The Age Of Transit Transparency
A study that examines the history of transit transparency -- the release of transit schedules, routes and real-time feeds for third-party use -- has been added to the Resource Center best practices database.
Released in June 2012, "Transit Transparency: Effective Disclosure through Open Data" was a project of Transparency Policy Project, Ash Center for Democratic Governance and Innovation, Taubman Center for State and Local Government and the Harvard Kennedy School.
"Changing course from customer-information strategies controlled entirely inside agencies to processes where agencies and developers played complementary roles in delivering customized information to riders constituted a significant shift for transit agencies," the researchers note.
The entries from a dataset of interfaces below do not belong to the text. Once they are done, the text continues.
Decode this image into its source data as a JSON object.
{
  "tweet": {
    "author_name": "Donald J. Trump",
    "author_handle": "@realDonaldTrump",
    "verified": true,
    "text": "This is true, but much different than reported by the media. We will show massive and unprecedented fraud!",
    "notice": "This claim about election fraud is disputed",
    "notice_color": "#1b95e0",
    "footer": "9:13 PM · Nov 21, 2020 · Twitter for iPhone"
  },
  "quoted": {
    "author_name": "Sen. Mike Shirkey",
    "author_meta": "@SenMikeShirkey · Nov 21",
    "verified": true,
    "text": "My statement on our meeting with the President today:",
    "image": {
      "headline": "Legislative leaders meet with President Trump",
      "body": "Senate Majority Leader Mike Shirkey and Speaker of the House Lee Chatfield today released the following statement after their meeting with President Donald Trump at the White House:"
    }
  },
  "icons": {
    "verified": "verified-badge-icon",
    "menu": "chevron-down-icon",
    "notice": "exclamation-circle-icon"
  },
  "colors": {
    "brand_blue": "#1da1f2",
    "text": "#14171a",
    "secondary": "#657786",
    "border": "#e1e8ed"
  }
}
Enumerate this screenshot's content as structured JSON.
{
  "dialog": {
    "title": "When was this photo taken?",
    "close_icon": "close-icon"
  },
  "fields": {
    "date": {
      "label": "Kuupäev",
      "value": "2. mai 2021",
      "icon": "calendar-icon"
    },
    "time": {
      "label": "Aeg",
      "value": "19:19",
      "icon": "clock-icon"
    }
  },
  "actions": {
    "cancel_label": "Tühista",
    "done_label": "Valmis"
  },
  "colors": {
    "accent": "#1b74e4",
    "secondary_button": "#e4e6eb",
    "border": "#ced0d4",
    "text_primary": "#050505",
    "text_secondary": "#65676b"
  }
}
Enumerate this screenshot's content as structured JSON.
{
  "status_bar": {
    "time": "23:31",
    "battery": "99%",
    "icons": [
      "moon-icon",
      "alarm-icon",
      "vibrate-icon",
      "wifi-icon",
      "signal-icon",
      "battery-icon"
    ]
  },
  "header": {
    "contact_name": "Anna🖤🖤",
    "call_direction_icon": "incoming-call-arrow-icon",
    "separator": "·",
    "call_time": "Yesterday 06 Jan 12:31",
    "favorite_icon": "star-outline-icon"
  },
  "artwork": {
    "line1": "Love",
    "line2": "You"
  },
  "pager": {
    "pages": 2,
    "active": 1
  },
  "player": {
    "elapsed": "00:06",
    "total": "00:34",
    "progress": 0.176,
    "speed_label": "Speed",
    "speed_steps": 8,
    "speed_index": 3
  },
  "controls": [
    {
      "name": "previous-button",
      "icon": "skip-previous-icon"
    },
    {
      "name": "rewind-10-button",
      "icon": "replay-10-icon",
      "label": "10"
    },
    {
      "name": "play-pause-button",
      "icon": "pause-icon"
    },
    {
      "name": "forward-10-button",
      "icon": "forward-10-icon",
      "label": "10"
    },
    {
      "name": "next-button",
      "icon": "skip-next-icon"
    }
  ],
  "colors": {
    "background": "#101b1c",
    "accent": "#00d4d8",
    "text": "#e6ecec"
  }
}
The study looks at the experiences of five agencies:
- Portland's TriMet, the first agency to make data publically available, working with Google to create open standards for transit data. The first data was released in 2006.
- Boston's MBTA, an early adopter of open data, which released its first data in 2009.
- Chicago's CTA, classified by researchers as one of the early majority of systems to allow public access to transit data, releasing its data in 2009.
- Washington, DC, WMATA, classified a late majority adopter of transit data transparency, released its first data in 2009-2010.
- New York's MTA, classified a late adopter, which didn't release its data until 2010
"Public disclosure of operations information was a novel approach for transit agencies," the researchers note. "They had not anticipated that outside developers — who were also transit riders — would be interested in working with the same raw data that engineers were using internally to manage such vast and complex transportation systems."